Output the listing below, keeping each line exactly as it stands.

Raw data:
============
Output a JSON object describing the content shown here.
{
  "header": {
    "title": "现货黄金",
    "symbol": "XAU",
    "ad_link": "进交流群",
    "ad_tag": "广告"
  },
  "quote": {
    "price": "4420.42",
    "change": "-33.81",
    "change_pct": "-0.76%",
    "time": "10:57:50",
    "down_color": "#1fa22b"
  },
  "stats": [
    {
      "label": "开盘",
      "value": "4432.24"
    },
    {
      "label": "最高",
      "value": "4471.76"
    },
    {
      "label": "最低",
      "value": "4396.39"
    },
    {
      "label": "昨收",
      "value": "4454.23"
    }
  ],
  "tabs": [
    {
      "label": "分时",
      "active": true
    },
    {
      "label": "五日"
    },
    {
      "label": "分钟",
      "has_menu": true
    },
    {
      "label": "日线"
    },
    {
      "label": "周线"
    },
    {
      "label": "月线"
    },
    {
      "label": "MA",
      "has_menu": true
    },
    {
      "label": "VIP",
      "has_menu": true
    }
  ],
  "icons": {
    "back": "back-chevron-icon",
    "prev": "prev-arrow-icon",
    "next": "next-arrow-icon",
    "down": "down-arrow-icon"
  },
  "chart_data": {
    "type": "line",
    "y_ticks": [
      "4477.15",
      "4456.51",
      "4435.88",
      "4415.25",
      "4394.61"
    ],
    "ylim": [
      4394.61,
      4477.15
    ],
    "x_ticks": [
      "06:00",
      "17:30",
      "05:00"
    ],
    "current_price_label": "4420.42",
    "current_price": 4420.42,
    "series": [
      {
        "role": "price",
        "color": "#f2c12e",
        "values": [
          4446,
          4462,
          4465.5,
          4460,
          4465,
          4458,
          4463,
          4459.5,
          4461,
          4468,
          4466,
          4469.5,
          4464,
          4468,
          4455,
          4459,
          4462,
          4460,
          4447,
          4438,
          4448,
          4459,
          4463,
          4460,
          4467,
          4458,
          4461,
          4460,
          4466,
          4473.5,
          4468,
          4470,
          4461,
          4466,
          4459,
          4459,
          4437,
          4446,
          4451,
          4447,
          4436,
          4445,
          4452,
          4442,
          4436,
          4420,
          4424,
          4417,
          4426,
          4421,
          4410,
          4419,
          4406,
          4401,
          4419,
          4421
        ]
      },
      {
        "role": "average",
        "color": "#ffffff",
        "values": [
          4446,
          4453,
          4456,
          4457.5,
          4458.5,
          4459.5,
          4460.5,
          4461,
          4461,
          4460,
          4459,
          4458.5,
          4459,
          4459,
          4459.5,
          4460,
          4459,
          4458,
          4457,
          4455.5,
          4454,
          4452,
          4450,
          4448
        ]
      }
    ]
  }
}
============
Answer to the problem:
Output a JSON object describing the content shown here.
{
  "header": {
    "title": "现货黄金",
    "symbol": "XAU",
    "ad_link": "进交流群",
    "ad_tag": "广告"
  },
  "quote": {
    "price": "4420.42",
    "change": "-33.81",
    "change_pct": "-0.76%",
    "time": "10:57:50",
    "down_color": "#1fa22b"
  },
  "stats": [
    {
      "label": "开盘",
      "value": "4432.24"
    },
    {
      "label": "最高",
      "value": "4471.76"
    },
    {
      "label": "最低",
      "value": "4396.39"
    },
    {
      "label": "昨收",
      "value": "4454.23"
    }
  ],
  "tabs": [
    {
      "label": "分时",
      "active": true
    },
    {
      "label": "五日"
    },
    {
      "label": "分钟",
      "has_menu": true
    },
    {
      "label": "日线"
    },
    {
      "label": "周线"
    },
    {
      "label": "月线"
    },
    {
      "label": "MA",
      "has_menu": true
    },
    {
      "label": "VIP",
      "has_menu": true
    }
  ],
  "icons": {
    "back": "back-chevron-icon",
    "prev": "prev-arrow-icon",
    "next": "next-arrow-icon",
    "down": "down-arrow-icon"
  },
  "chart_data": {
    "type": "line",
    "y_ticks": [
      "4477.15",
      "4456.51",
      "4435.88",
      "4415.25",
      "4394.61"
    ],
    "ylim": [
      4394.61,
      4477.15
    ],
    "x_ticks": [
      "06:00",
      "17:30",
      "05:00"
    ],
    "current_price_label": "4420.42",
    "current_price": 4420.42,
    "series": [
      {
        "role": "price",
        "color": "#f2c12e",
        "values": [
          4446,
          4462,
          4465.5,
          4460,
          4465,
          4458,
          4463,
          4459.5,
          4461,
          4468,
          4466,
          4469.5,
          4464,
          4468,
          4455,
          4459,
          4462,
          4460,
          4447,
          4438,
          4448,
          4459,
          4463,
          4460,
          4467,
          4458,
          4461,
          4460,
          4466,
          4473.5,
          4468,
          4470,
          4461,
          4466,
          4459,
          4459,
          4437,
          4446,
          4451,
          4447,
          4436,
          4445,
          4452,
          4442,
          4436,
          4420,
          4424,
          4417,
          4426,
          4421,
          4410,
          4419,
          4406,
          4401,
          4419,
          4421
        ]
      },
      {
        "role": "average",
        "color": "#ffffff",
        "values": [
          4446,
          4453,
          4456,
          4457.5,
          4458.5,
          4459.5,
          4460.5,
          4461,
          4461,
          4460,
          4459,
          4458.5,
          4459,
          4459,
          4459.5,
          4460,
          4459,
          4458,
          4457,
          4455.5,
          4454,
          4452,
          4450,
          4448
        ]
      }
    ]
  }
}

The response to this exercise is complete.